It’s much different to approach a trip with traveling in mind vs. living abroad. If you’ve been hoping to travel and have saved a decent amount you could travel quite extensively on little cash in Southeast Asia. Indonesia is one of the cheaper places I’ve been – if you are willing to sacrifice a bit. Thailand, Vietnam, Cambodia, Malaysia, and Philippines are all quite reasonable places to stretch a dollar. Singapore will kill your wallet but offers some wonderful sights – and for us living in the vicinity – offers a glimpse of ‘home’.

Perhaps you could find some temporary work via the Internet – teaching English or other. If you’d be interested I could help you with some decent job search sites for S.E. Asia.

“I really want to travel before life binds me too much. I am already married and it makes things a bit more complicated in terms of moving/money/ conflicting desires etc…”

I suppose my answer to this would be homage to Nike – ‘Just do it’. My mother is in her 50’s and accepted a position in Cape Town, South Africa a few years ago. She was obviously firmly rooted to her life in the States, and yet every one of her family and friends encouraged her to go. It was as if the experience breathed fresh life and youthfulness into her – and proved to her children that there were no excuses to fear change.

“Since i have been obsessed with ‘Round the world’ trips or at least a looooong trip to Asia…”

By using the word ‘obsessed’ you’ve already expressed a deeply rooted desire – and it won’t quit until you submit. If you never take a chance, don’t you think it could morph into regret and wondering at a later time?

I’ll make this very clear – I’ve never regretted the decision to come to Indonesia.

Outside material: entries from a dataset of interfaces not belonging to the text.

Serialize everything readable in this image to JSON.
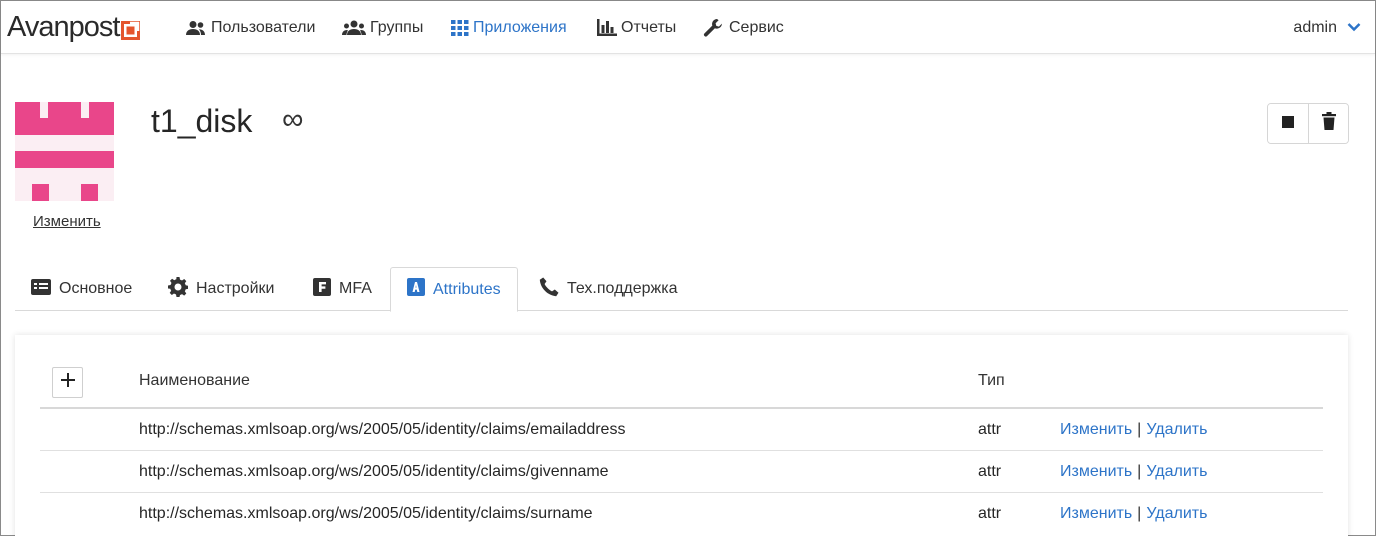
{
  "brand": {
    "name": "Avanpost",
    "accent": "#e4552d"
  },
  "nav": {
    "items": [
      {
        "label": "Пользователи",
        "icon": "users-icon"
      },
      {
        "label": "Группы",
        "icon": "group-icon"
      },
      {
        "label": "Приложения",
        "icon": "apps-grid-icon",
        "active": true
      },
      {
        "label": "Отчеты",
        "icon": "bar-chart-icon"
      },
      {
        "label": "Сервис",
        "icon": "wrench-icon"
      }
    ],
    "user": "admin"
  },
  "app": {
    "title": "t1_disk",
    "avatar_edit_label": "Изменить",
    "avatar_color": "#e9468a"
  },
  "tabs": [
    {
      "label": "Основное",
      "icon": "id-card-icon"
    },
    {
      "label": "Настройки",
      "icon": "gear-icon"
    },
    {
      "label": "MFA",
      "icon": "mfa-icon"
    },
    {
      "label": "Attributes",
      "icon": "attributes-icon",
      "active": true
    },
    {
      "label": "Тех.поддержка",
      "icon": "phone-icon"
    }
  ],
  "table": {
    "columns": {
      "name": "Наименование",
      "type": "Тип"
    },
    "rows": [
      {
        "name": "http://schemas.xmlsoap.org/ws/2005/05/identity/claims/emailaddress",
        "type": "attr",
        "edit": "Изменить",
        "delete": "Удалить"
      },
      {
        "name": "http://schemas.xmlsoap.org/ws/2005/05/identity/claims/givenname",
        "type": "attr",
        "edit": "Изменить",
        "delete": "Удалить"
      },
      {
        "name": "http://schemas.xmlsoap.org/ws/2005/05/identity/claims/surname",
        "type": "attr",
        "edit": "Изменить",
        "delete": "Удалить"
      }
    ],
    "separator": "|"
  },
  "colors": {
    "link": "#2d74c8",
    "active": "#2d74c8"
  }
}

I’ve experienced hardships, difficulties, and rampant frustrations (evident in my old posts), but they are more than balanced out in the end. There has been no time in the past three years in which I held regret about coming here. I will remain here for a little more than one year longer – but will forever hold a connection to Indonesia and her people. This entire experience has altered the entire course of my future – and I’m forever grateful for that. The astonishing things I’ve experienced, the variety of places I’ve seen, and the people I’ve encountered have etched everlasting memories upon every level of my being.